CATHERINE JOB: So you're not at all concerned then that this proposal by the Prime Minister effectively does extinguish, that the bar across which traditional owners will have to leap to prove native title rights will be so high as to effectively eliminate nearly all of them?

BOB CARR: Well, what are you addressing with that comment - the co-existence of native title on pastoral leases or the statutory access right?

CATHERINE JOB: Well, it wasn't a comment, it was a question. Are the changes that Mr Howard proposes making effectively extinguishing native title for most potential claimants by raising the bar so high in proving their traditional ownership and the continuing association with the land, that very few of them will be successful in such a claim?

BOB CARR: Well, I'd simply say that when it came to Crescent Head, New South Wales was able to argue for a rigorous adherence to those sorts of principles, so I don't think that is a difficulty. I mean, what the Howard package does do is to provide security for pastoral leaseholders who are out there in the tough conditions of the western division of New South Wales, seeking the sort of security that was promised them by Paul Keating in 1993, and I think that's reasonable. I think it's reasonable to say that where the dominant purpose of farm activity of these pastoral leaseholders is in fact primary production, you should not be forcing a farmer to negotiate when he wants to plant crops or put in a dam - even if he wants to offer some tourist accommodation at the back of the property, providing his primary purpose continues to be primary production. I think [...] and that's not at all in conflict with the spirit of Mabo or of Paul Keating's Native Title Act of 1993 - in fact it's entirely consistent with it.

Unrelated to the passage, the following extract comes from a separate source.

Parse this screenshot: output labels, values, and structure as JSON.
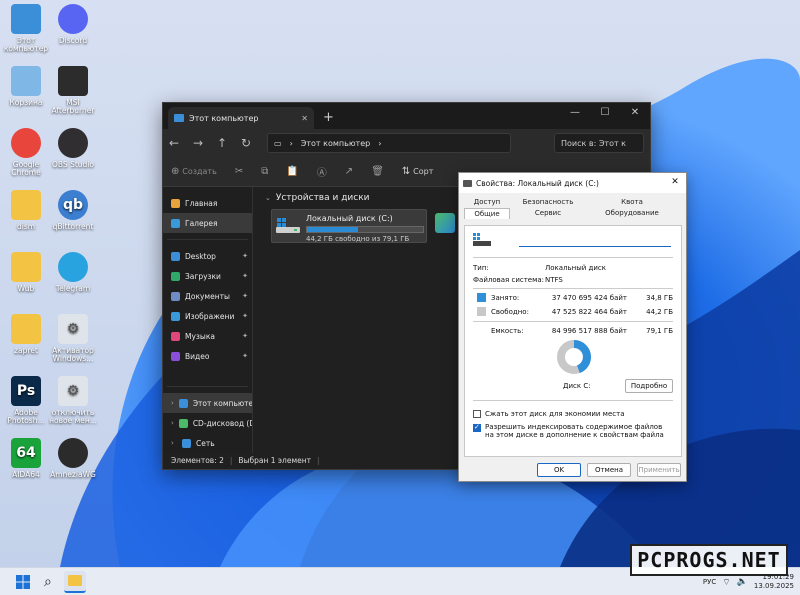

CATHERINE JOB: Okay, Mr Carr, so you've urged your Federal Labor colleagues to endorse the new definition of legitimate farming activity. Would you urge them also to endorse, as you seem to be doing, the whole Howard package?

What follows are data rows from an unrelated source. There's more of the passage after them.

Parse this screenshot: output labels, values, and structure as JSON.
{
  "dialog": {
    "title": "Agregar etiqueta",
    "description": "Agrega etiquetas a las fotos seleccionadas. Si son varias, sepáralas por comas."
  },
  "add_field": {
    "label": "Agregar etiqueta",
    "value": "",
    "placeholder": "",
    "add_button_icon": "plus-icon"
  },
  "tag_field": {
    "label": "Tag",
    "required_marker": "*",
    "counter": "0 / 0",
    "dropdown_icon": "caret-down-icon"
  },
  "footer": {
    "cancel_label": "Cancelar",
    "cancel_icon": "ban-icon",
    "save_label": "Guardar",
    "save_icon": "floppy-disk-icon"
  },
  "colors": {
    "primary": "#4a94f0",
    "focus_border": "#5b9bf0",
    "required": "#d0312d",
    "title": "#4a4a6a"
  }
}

BOB CARR: Oh, no, I'm not. I'm saying, of the Howard package, I'd rather be debating these 10 points than the single point that Rob Borbidge and some of his National Party colleagues have put forward as the agenda on this issue. Apart from my emphatic support for the part of the Howard package we've just been discussing, I'm perfectly willing to admit debate on the other points. What I said today, after the meeting, was that I support the structure of the Howard package - those 10 points - while reserving the right to negotiate the content and look carefully at the legislative proposals that emerge. But I think it's a decent start for us to look at these 10 points rather than to have a conservative government putting a single point of blanket extinguishment and the gutting of the Racial Discrimination Act. And we ought to bear in mind that if something like these 10 points doesn't get up, then the conservative side of politics will be promoting in the national Parliament the wholesale extinguishment that Mr Borbidge and some people in the National Party and Wilson Tuckey, and other people, would prefer.

CATHERINE JOB: Mr Carr, thanks for your time.

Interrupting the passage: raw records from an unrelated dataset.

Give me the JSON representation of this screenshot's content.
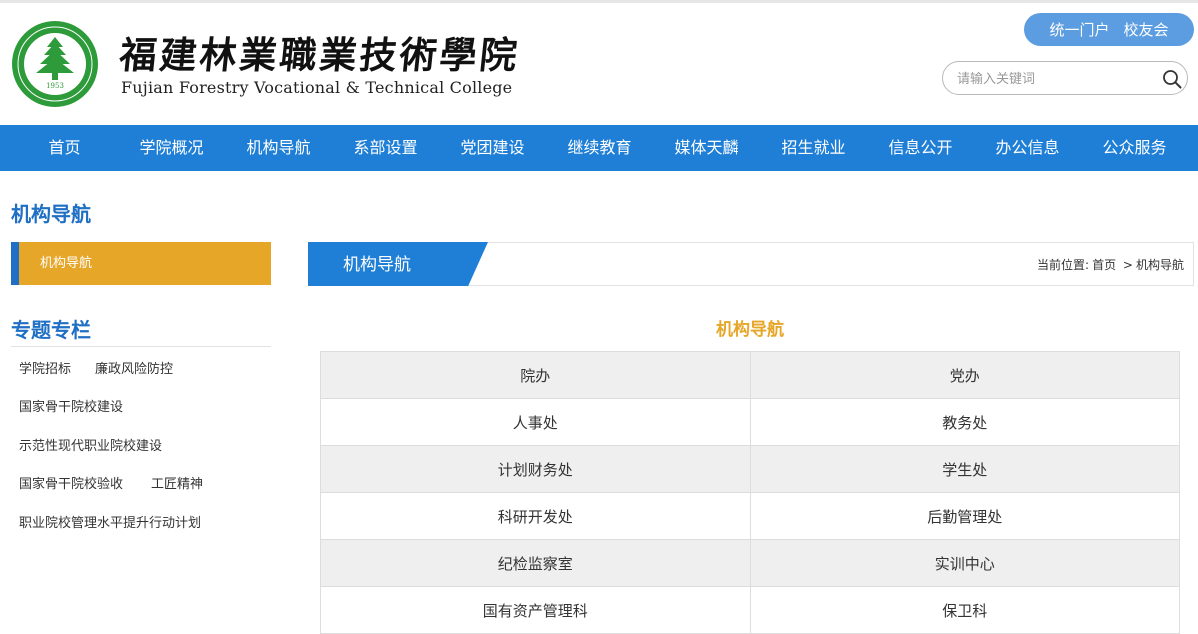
{
  "header": {
    "logo_year": "1953",
    "title_cn": "福建林業職業技術學院",
    "title_en": "Fujian Forestry Vocational & Technical College",
    "portal_links": [
      "统一门户",
      "校友会"
    ],
    "search_placeholder": "请输入关键词",
    "brand_blue": "#1f7fd6",
    "logo_green": "#2e9b3a"
  },
  "nav": {
    "items": [
      "首页",
      "学院概况",
      "机构导航",
      "系部设置",
      "党团建设",
      "继续教育",
      "媒体天麟",
      "招生就业",
      "信息公开",
      "办公信息",
      "公众服务"
    ]
  },
  "sidebar": {
    "section_title": "机构导航",
    "active_item": "机构导航",
    "special_title": "专题专栏",
    "special_links": [
      "学院招标",
      "廉政风险防控",
      "国家骨干院校建设",
      "示范性现代职业院校建设",
      "国家骨干院校验收",
      "工匠精神",
      "职业院校管理水平提升行动计划"
    ]
  },
  "main": {
    "tab_label": "机构导航",
    "breadcrumb": {
      "prefix": "当前位置:",
      "home": "首页",
      "separator": ">",
      "current": "机构导航"
    },
    "content_title": "机构导航",
    "accent": "#e6a628",
    "rows": [
      [
        "院办",
        "党办"
      ],
      [
        "人事处",
        "教务处"
      ],
      [
        "计划财务处",
        "学生处"
      ],
      [
        "科研开发处",
        "后勤管理处"
      ],
      [
        "纪检监察室",
        "实训中心"
      ],
      [
        "国有资产管理科",
        "保卫科"
      ]
    ]
  }
}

BOB CARR: Pleasure, thank you.

MONICA ATTARD: And Catherine Job was speaking there to the New South Wales Premier, Bob Carr.